bad at all, However, upon closer inspection, you also see 31 walks in 54.1
innings, which equates to 5.13 BB/9. And he only strikes out batters at a ratio
of 6.13 K/9. On the positive side, he did allow only 7.45 hits per nine
innings. Tallet is OK, but not great, against left-handers, which makes him a
fringe LOOGY. He had a 3.18 ERA against lefties and a 4.10 ERA against
righties. On the plus side, lefties hit 2.55 ground balls per fly ball against
Tallet, while righties actually hit more fly balls against him, than ground
balls. Against left-handed batters, Tallet had ratios of 5.82 K/9, 4.24 BB/9
and 6.88 H/9. Against righties, he posted ratios of 6.27 K/9, 5.54 BB/9 and 7.71.Tallet’s
numbers, no matter how you look at them, are bland, which leaves him on that perpetual
middle reliever tightrope between the majors and the minors.

Pitching- Kyle Yates

Kyle Yates RHP
Height: 6’4’’ Weight: 220
Age: 1/83 Signed: 2004 (13-Texas)  Options: 3
Repertoire: average fastball, curve ball, change-up













































































































































Secondary Stats:
Vs Left: .237
Vs Right: .213
Bases Empty: .217
Runners On: .240
Scoring Position: 154
WHIP: 1.23
GO/AO: 0.92

Notes: Yates doesn’t throw hard and he needs to hit his spots to survive in the majors. He has a nasty curveball, which is his out-pitch. He was second only to Casey Janssen for the most improved pitcher in 2005. He continued to improve in 2006, even after a minor hiccup at double-A. He is probably best-suited for relief, which is where he pitched in college. He was a little-known reliever at the University of Texas behind Huston Street and J. Brent Cox, and he caught Curtis Thigpen. His curve is a 70 on the 20-80 scouting scale. Yates’ 88-90 mph fastball is fringe-average, although it can hit 92 mph out of the bullpen. He learned a change-up in the 2004 instructional league, which led to shot in starting rotation. Yates can become too reliant on curve and needs to learn to mix pitches more often.

Pitching- Ricky Romero

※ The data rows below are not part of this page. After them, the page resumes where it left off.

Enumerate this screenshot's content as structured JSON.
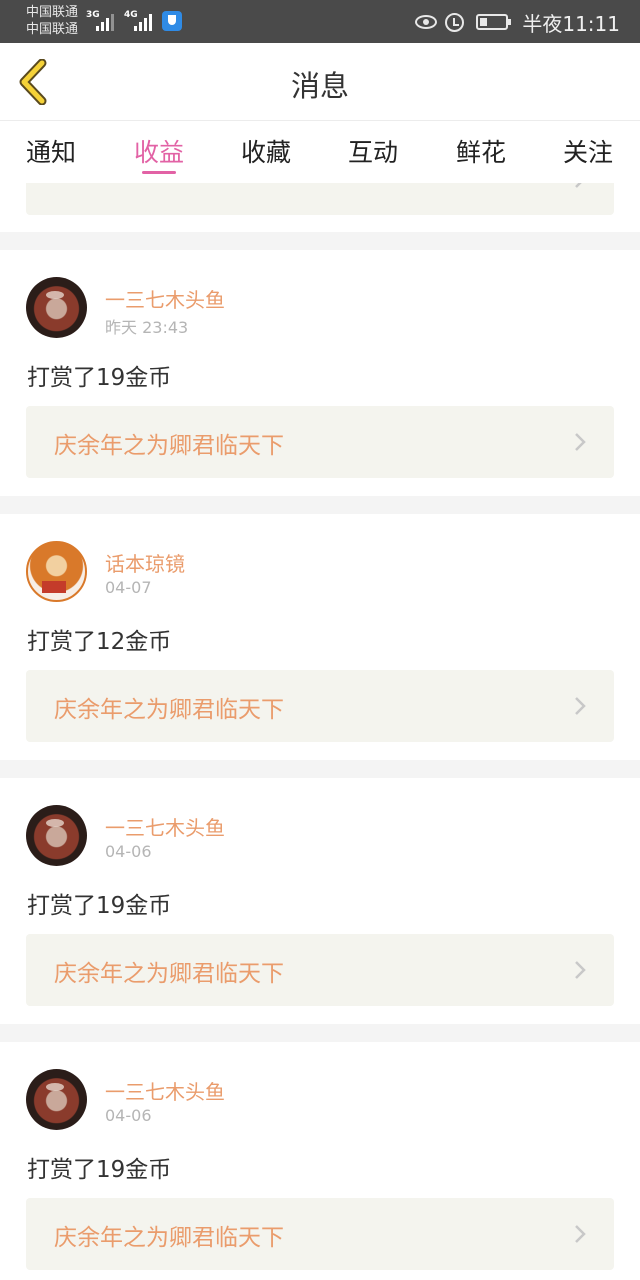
{
  "statusbar": {
    "carrier1": "中国联通",
    "carrier2": "中国联通",
    "net1": "3G",
    "net2": "4G",
    "time": "半夜11:11",
    "battery_level": 0.3
  },
  "header": {
    "title": "消息"
  },
  "tabs": [
    {
      "label": "通知"
    },
    {
      "label": "收益"
    },
    {
      "label": "收藏"
    },
    {
      "label": "互动"
    },
    {
      "label": "鲜花"
    },
    {
      "label": "关注"
    }
  ],
  "active_tab": "收益",
  "messages": [
    {
      "user": "一三七木头鱼",
      "date": "昨天 23:43",
      "action": "打赏了19金币",
      "book": "庆余年之为卿君临天下"
    },
    {
      "user": "话本琼镜",
      "date": "04-07",
      "action": "打赏了12金币",
      "book": "庆余年之为卿君临天下"
    },
    {
      "user": "一三七木头鱼",
      "date": "04-06",
      "action": "打赏了19金币",
      "book": "庆余年之为卿君临天下"
    },
    {
      "user": "一三七木头鱼",
      "date": "04-06",
      "action": "打赏了19金币",
      "book": "庆余年之为卿君临天下"
    }
  ],
  "colors": {
    "accent": "#e262a5",
    "username": "#ea9c6c",
    "book_title": "#ea9c6c",
    "book_bg": "#f4f4ee"
  }
}
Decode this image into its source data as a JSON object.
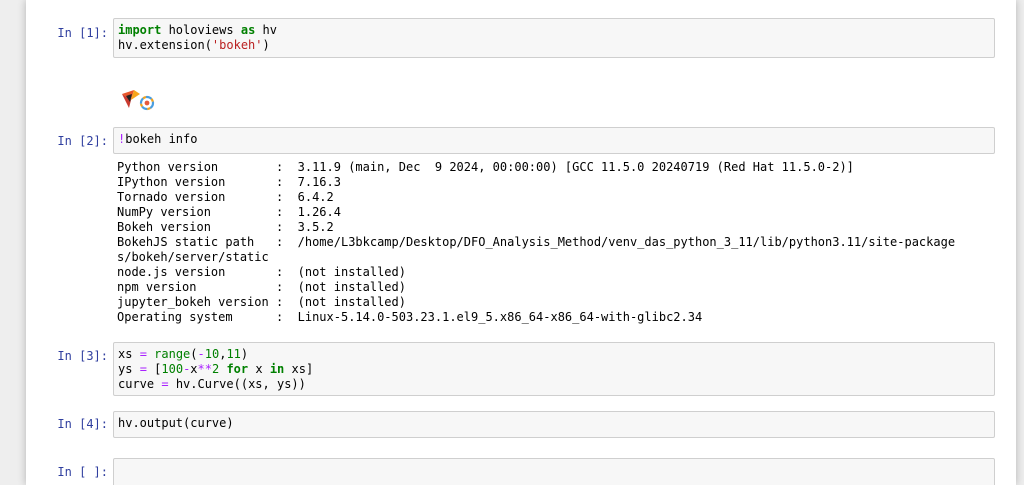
{
  "cells": [
    {
      "prompt": "In [1]:",
      "lines": [
        [
          {
            "t": "import",
            "c": "kw"
          },
          {
            "t": " holoviews ",
            "c": ""
          },
          {
            "t": "as",
            "c": "kw"
          },
          {
            "t": " hv",
            "c": ""
          }
        ],
        [
          {
            "t": "hv.extension(",
            "c": ""
          },
          {
            "t": "'bokeh'",
            "c": "str"
          },
          {
            "t": ")",
            "c": ""
          }
        ]
      ]
    },
    {
      "prompt": "In [2]:",
      "lines": [
        [
          {
            "t": "!",
            "c": "magic"
          },
          {
            "t": "bokeh info",
            "c": ""
          }
        ]
      ],
      "output": [
        "Python version        :  3.11.9 (main, Dec  9 2024, 00:00:00) [GCC 11.5.0 20240719 (Red Hat 11.5.0-2)]",
        "IPython version       :  7.16.3",
        "Tornado version       :  6.4.2",
        "NumPy version         :  1.26.4",
        "Bokeh version         :  3.5.2",
        "BokehJS static path   :  /home/L3bkcamp/Desktop/DFO_Analysis_Method/venv_das_python_3_11/lib/python3.11/site-package",
        "s/bokeh/server/static",
        "node.js version       :  (not installed)",
        "npm version           :  (not installed)",
        "jupyter_bokeh version :  (not installed)",
        "Operating system      :  Linux-5.14.0-503.23.1.el9_5.x86_64-x86_64-with-glibc2.34"
      ]
    },
    {
      "prompt": "In [3]:",
      "lines": [
        [
          {
            "t": "xs ",
            "c": ""
          },
          {
            "t": "=",
            "c": "op"
          },
          {
            "t": " ",
            "c": ""
          },
          {
            "t": "range",
            "c": "bi"
          },
          {
            "t": "(",
            "c": ""
          },
          {
            "t": "-",
            "c": "op"
          },
          {
            "t": "10",
            "c": "num"
          },
          {
            "t": ",",
            "c": ""
          },
          {
            "t": "11",
            "c": "num"
          },
          {
            "t": ")",
            "c": ""
          }
        ],
        [
          {
            "t": "ys ",
            "c": ""
          },
          {
            "t": "=",
            "c": "op"
          },
          {
            "t": " [",
            "c": ""
          },
          {
            "t": "100",
            "c": "num"
          },
          {
            "t": "-",
            "c": "op"
          },
          {
            "t": "x",
            "c": ""
          },
          {
            "t": "**",
            "c": "op"
          },
          {
            "t": "2",
            "c": "num"
          },
          {
            "t": " ",
            "c": ""
          },
          {
            "t": "for",
            "c": "kw"
          },
          {
            "t": " x ",
            "c": ""
          },
          {
            "t": "in",
            "c": "kw"
          },
          {
            "t": " xs]",
            "c": ""
          }
        ],
        [
          {
            "t": "curve ",
            "c": ""
          },
          {
            "t": "=",
            "c": "op"
          },
          {
            "t": " hv.Curve((xs, ys))",
            "c": ""
          }
        ]
      ]
    },
    {
      "prompt": "In [4]:",
      "lines": [
        [
          {
            "t": "hv.output(curve)",
            "c": ""
          }
        ]
      ]
    },
    {
      "prompt": "In [ ]:",
      "lines": [
        [
          {
            "t": "",
            "c": ""
          }
        ]
      ]
    }
  ]
}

Ricky Romero LHP
Height: 6’1’’ Weight: 195
Age: 11/84 Signed: 2005 (6th overall-Cal State Fullerton)  Options: 3
Repertoire: 90-94 fastball, cutter/slider, 12-6 curve, change

















































































































Secondary Stats (New Hampshire):
Vs Left: .200
Vs Right: .279
Bases Empty: .224
Runners On: .299
Scoring Position: .348
WHIP: 1.34
GO/AO: 1.31

Notes: Romero profile as a No. 3 starter. He knows how to pitch and he was the first pitcher selected in the 2005 draft. Romero has three solid, major league-ready pitches that he can throw for strikes almost at will, including a fastball that sits at 90-91 mph and touches 93-94. He also has an excellent curve ball and a change-up. Romero gets his highest grades for his makeup, temperament and competitive zeal. He is an excellent student of the game who understands the science of pitching, and is a master at controlling the tempo of a game. He often has one poor inning a game, gets mad at himself and responds by pitching better the rest of the way. He also holds runners well and fields his position as well as any college pitcher. Romero has a fluid, easy delivery. He displays two kinds of fastballs: a slider-like cutter and a nasty sinker that drops late. Romero can change speeds on his 12-to-6 curve ball. Romero struggled in double-A in 2006, but it was his first full season and he struggled with minor injuries earlier in the season and never really got on track.